Despite its significance, one’s stance on the conflict with Israel should not obscure the long list of other criteria upon which our position on a particular party or individual should be built. Among them are questions about the person’s character and their stance on other social, economic, educational, and ethical causes that are no less important than the struggle against Israel.

The Lebanese have undergone something similar, and the scars it left continue to burn. As we all know, Hezbollah kidnapped two soldiers in 2006, leading to the famous July War. Afterward, the party declared victory, which was elevated to an official “divine victory” soon after. It thereby triggered a wave of adulation and idolization of those who had “humiliated Israel” and achieved this “divine victory.”

Those who did not join in the celebrations and refrained from sharing this idolization swallowed their reservations about this party that holds views divergent to their own regarding almost everything, simply because this party had fought Israel and, according to the narrative that became popular among some of us, emerged victorious.

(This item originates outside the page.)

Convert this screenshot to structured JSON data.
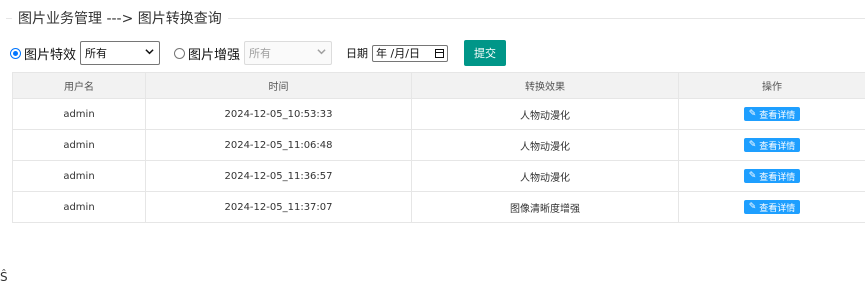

Because the pursuit of a single cause repels all others, we failed to notice that this victory laid the groundwork for the dire situation on all fronts that we in Lebanon are confronted with today.

The theory of a single cause has stung us many times, and the scorpions were not only those fighting Israel. We also have those who claim they will fight Israel one day, after deciding on the appropriate place and time, which never comes.

Nothing pushes back against Israel’s behavior and threatens it more than enriching the Palestinian cause by making it coexist alongside other struggles and meanings. Allowing Israel to deny us a rich definition of ourselves by reducing ourselves to being “anti-Israelis,” would be to grant it a crucial victory bigger than its destruction of Gaza.